WHAT THE EXERCISE ASKS: All the data beneath this line is to be reproduced exactly.
*** Opening RECORDS TO PROCESS ***
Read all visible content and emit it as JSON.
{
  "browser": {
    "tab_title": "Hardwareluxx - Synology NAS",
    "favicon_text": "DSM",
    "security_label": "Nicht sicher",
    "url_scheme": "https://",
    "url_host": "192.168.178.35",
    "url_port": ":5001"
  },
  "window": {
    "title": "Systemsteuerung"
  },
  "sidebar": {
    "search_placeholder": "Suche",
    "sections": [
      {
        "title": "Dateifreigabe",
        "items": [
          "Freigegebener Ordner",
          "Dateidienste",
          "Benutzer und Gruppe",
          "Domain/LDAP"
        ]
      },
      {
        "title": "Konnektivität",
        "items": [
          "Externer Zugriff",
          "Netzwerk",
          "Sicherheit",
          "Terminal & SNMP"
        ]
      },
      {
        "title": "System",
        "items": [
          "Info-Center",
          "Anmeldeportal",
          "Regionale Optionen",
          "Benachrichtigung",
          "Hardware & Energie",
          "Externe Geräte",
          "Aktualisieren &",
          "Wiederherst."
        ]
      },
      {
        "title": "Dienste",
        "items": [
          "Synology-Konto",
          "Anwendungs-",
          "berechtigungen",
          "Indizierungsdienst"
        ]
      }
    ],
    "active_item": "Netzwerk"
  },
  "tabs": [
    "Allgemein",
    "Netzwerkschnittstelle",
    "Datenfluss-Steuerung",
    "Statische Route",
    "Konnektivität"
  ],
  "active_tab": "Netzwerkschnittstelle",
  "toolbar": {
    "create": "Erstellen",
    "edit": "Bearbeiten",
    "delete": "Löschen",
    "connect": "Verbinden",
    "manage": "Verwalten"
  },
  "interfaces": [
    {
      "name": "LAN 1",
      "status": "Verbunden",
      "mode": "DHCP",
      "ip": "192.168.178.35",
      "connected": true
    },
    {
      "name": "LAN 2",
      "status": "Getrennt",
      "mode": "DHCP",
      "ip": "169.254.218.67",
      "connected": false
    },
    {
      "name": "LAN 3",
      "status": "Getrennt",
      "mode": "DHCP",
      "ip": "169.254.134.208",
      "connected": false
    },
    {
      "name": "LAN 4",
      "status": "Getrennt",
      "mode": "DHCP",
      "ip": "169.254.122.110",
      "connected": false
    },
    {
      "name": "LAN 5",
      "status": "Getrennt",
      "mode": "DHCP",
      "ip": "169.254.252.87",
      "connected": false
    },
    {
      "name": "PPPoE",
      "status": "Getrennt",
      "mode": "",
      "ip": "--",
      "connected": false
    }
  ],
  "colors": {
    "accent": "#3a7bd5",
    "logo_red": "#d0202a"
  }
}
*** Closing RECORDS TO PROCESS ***
RESPONSE BELOW:
Read all visible content and emit it as JSON.
{
  "browser": {
    "tab_title": "Hardwareluxx - Synology NAS",
    "favicon_text": "DSM",
    "security_label": "Nicht sicher",
    "url_scheme": "https://",
    "url_host": "192.168.178.35",
    "url_port": ":5001"
  },
  "window": {
    "title": "Systemsteuerung"
  },
  "sidebar": {
    "search_placeholder": "Suche",
    "sections": [
      {
        "title": "Dateifreigabe",
        "items": [
          "Freigegebener Ordner",
          "Dateidienste",
          "Benutzer und Gruppe",
          "Domain/LDAP"
        ]
      },
      {
        "title": "Konnektivität",
        "items": [
          "Externer Zugriff",
          "Netzwerk",
          "Sicherheit",
          "Terminal & SNMP"
        ]
      },
      {
        "title": "System",
        "items": [
          "Info-Center",
          "Anmeldeportal",
          "Regionale Optionen",
          "Benachrichtigung",
          "Hardware & Energie",
          "Externe Geräte",
          "Aktualisieren &",
          "Wiederherst."
        ]
      },
      {
        "title": "Dienste",
        "items": [
          "Synology-Konto",
          "Anwendungs-",
          "berechtigungen",
          "Indizierungsdienst"
        ]
      }
    ],
    "active_item": "Netzwerk"
  },
  "tabs": [
    "Allgemein",
    "Netzwerkschnittstelle",
    "Datenfluss-Steuerung",
    "Statische Route",
    "Konnektivität"
  ],
  "active_tab": "Netzwerkschnittstelle",
  "toolbar": {
    "create": "Erstellen",
    "edit": "Bearbeiten",
    "delete": "Löschen",
    "connect": "Verbinden",
    "manage": "Verwalten"
  },
  "interfaces": [
    {
      "name": "LAN 1",
      "status": "Verbunden",
      "mode": "DHCP",
      "ip": "192.168.178.35",
      "connected": true
    },
    {
      "name": "LAN 2",
      "status": "Getrennt",
      "mode": "DHCP",
      "ip": "169.254.218.67",
      "connected": false
    },
    {
      "name": "LAN 3",
      "status": "Getrennt",
      "mode": "DHCP",
      "ip": "169.254.134.208",
      "connected": false
    },
    {
      "name": "LAN 4",
      "status": "Getrennt",
      "mode": "DHCP",
      "ip": "169.254.122.110",
      "connected": false
    },
    {
      "name": "LAN 5",
      "status": "Getrennt",
      "mode": "DHCP",
      "ip": "169.254.252.87",
      "connected": false
    },
    {
      "name": "PPPoE",
      "status": "Getrennt",
      "mode": "",
      "ip": "--",
      "connected": false
    }
  ],
  "colors": {
    "accent": "#3a7bd5",
    "logo_red": "#d0202a"
  }
}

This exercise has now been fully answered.